Stored items from a collection:
•••••

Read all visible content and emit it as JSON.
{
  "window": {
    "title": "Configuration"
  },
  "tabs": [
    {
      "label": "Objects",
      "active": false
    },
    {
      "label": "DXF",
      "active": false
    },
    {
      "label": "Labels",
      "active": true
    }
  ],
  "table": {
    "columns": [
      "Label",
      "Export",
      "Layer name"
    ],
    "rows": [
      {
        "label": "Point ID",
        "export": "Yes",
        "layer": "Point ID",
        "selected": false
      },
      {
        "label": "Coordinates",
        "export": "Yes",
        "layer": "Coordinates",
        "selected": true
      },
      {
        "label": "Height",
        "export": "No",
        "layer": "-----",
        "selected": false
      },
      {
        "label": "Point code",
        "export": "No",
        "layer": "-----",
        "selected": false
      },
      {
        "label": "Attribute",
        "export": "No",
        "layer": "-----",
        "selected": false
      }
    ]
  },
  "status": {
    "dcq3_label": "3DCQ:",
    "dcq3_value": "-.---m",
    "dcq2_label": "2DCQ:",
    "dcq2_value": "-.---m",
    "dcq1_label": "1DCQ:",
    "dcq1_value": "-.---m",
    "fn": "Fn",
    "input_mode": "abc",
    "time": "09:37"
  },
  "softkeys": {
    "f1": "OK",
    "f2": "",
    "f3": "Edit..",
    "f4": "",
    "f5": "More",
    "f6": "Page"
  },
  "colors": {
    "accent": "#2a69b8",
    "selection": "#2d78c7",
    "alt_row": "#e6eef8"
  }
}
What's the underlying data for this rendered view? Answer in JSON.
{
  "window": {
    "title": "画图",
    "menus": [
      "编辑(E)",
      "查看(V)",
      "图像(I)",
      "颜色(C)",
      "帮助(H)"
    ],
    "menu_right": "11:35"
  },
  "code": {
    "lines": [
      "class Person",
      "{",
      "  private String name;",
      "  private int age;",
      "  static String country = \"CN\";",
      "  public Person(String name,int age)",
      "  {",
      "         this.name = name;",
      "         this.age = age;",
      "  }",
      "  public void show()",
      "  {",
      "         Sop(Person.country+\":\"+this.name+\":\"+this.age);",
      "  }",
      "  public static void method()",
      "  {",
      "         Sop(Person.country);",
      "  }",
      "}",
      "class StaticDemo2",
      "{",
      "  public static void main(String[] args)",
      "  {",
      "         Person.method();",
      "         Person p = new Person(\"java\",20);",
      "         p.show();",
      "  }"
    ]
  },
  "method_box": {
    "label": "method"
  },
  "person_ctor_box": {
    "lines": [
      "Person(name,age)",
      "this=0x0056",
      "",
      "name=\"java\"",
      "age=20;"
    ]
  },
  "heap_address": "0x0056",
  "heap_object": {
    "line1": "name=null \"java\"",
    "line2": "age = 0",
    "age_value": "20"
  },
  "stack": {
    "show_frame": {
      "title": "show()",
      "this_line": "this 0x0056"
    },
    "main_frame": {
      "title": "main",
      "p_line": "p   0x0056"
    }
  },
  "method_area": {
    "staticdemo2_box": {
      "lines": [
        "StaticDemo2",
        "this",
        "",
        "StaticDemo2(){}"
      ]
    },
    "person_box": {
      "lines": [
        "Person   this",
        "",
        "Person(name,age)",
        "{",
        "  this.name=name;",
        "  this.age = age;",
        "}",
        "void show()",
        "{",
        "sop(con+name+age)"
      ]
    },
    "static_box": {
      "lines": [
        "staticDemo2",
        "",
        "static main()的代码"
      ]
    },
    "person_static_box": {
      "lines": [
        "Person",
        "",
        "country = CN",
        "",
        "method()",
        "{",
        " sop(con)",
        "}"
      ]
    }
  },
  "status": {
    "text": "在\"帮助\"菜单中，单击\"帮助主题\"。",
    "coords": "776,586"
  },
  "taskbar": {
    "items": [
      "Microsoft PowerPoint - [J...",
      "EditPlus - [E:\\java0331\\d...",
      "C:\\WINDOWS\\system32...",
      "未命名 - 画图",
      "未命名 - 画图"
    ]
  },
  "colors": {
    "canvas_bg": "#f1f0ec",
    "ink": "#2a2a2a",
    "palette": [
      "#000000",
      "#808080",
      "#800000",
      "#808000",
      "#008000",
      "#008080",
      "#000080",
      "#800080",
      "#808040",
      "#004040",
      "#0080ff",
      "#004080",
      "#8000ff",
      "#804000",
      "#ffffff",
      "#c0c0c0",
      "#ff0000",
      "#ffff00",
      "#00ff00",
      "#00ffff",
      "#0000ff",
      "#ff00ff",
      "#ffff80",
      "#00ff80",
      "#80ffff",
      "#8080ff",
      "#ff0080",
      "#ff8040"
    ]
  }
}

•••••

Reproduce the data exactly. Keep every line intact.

§ **Answer to this task**
Read all visible content and emit it as JSON.
{
  "window": {
    "title": "Configuration"
  },
  "tabs": [
    {
      "label": "Objects",
      "active": false
    },
    {
      "label": "DXF",
      "active": false
    },
    {
      "label": "Labels",
      "active": true
    }
  ],
  "table": {
    "columns": [
      "Label",
      "Export",
      "Layer name"
    ],
    "rows": [
      {
        "label": "Point ID",
        "export": "Yes",
        "layer": "Point ID",
        "selected": false
      },
      {
        "label": "Coordinates",
        "export": "Yes",
        "layer": "Coordinates",
        "selected": true
      },
      {
        "label": "Height",
        "export": "No",
        "layer": "-----",
        "selected": false
      },
      {
        "label": "Point code",
        "export": "No",
        "layer": "-----",
        "selected": false
      },
      {
        "label": "Attribute",
        "export": "No",
        "layer": "-----",
        "selected": false
      }
    ]
  },
  "status": {
    "dcq3_label": "3DCQ:",
    "dcq3_value": "-.---m",
    "dcq2_label": "2DCQ:",
    "dcq2_value": "-.---m",
    "dcq1_label": "1DCQ:",
    "dcq1_value": "-.---m",
    "fn": "Fn",
    "input_mode": "abc",
    "time": "09:37"
  },
  "softkeys": {
    "f1": "OK",
    "f2": "",
    "f3": "Edit..",
    "f4": "",
    "f5": "More",
    "f6": "Page"
  },
  "colors": {
    "accent": "#2a69b8",
    "selection": "#2d78c7",
    "alt_row": "#e6eef8"
  }
}
What's the underlying data for this rendered view? Answer in JSON.
{
  "window": {
    "title": "画图",
    "menus": [
      "编辑(E)",
      "查看(V)",
      "图像(I)",
      "颜色(C)",
      "帮助(H)"
    ],
    "menu_right": "11:35"
  },
  "code": {
    "lines": [
      "class Person",
      "{",
      "  private String name;",
      "  private int age;",
      "  static String country = \"CN\";",
      "  public Person(String name,int age)",
      "  {",
      "         this.name = name;",
      "         this.age = age;",
      "  }",
      "  public void show()",
      "  {",
      "         Sop(Person.country+\":\"+this.name+\":\"+this.age);",
      "  }",
      "  public static void method()",
      "  {",
      "         Sop(Person.country);",
      "  }",
      "}",
      "class StaticDemo2",
      "{",
      "  public static void main(String[] args)",
      "  {",
      "         Person.method();",
      "         Person p = new Person(\"java\",20);",
      "         p.show();",
      "  }"
    ]
  },
  "method_box": {
    "label": "method"
  },
  "person_ctor_box": {
    "lines": [
      "Person(name,age)",
      "this=0x0056",
      "",
      "name=\"java\"",
      "age=20;"
    ]
  },
  "heap_address": "0x0056",
  "heap_object": {
    "line1": "name=null \"java\"",
    "line2": "age = 0",
    "age_value": "20"
  },
  "stack": {
    "show_frame": {
      "title": "show()",
      "this_line": "this 0x0056"
    },
    "main_frame": {
      "title": "main",
      "p_line": "p   0x0056"
    }
  },
  "method_area": {
    "staticdemo2_box": {
      "lines": [
        "StaticDemo2",
        "this",
        "",
        "StaticDemo2(){}"
      ]
    },
    "person_box": {
      "lines": [
        "Person   this",
        "",
        "Person(name,age)",
        "{",
        "  this.name=name;",
        "  this.age = age;",
        "}",
        "void show()",
        "{",
        "sop(con+name+age)"
      ]
    },
    "static_box": {
      "lines": [
        "staticDemo2",
        "",
        "static main()的代码"
      ]
    },
    "person_static_box": {
      "lines": [
        "Person",
        "",
        "country = CN",
        "",
        "method()",
        "{",
        " sop(con)",
        "}"
      ]
    }
  },
  "status": {
    "text": "在\"帮助\"菜单中，单击\"帮助主题\"。",
    "coords": "776,586"
  },
  "taskbar": {
    "items": [
      "Microsoft PowerPoint - [J...",
      "EditPlus - [E:\\java0331\\d...",
      "C:\\WINDOWS\\system32...",
      "未命名 - 画图",
      "未命名 - 画图"
    ]
  },
  "colors": {
    "canvas_bg": "#f1f0ec",
    "ink": "#2a2a2a",
    "palette": [
      "#000000",
      "#808080",
      "#800000",
      "#808000",
      "#008000",
      "#008080",
      "#000080",
      "#800080",
      "#808040",
      "#004040",
      "#0080ff",
      "#004080",
      "#8000ff",
      "#804000",
      "#ffffff",
      "#c0c0c0",
      "#ff0000",
      "#ffff00",
      "#00ff00",
      "#00ffff",
      "#0000ff",
      "#ff00ff",
      "#ffff80",
      "#00ff80",
      "#80ffff",
      "#8080ff",
      "#ff0080",
      "#ff8040"
    ]
  }
}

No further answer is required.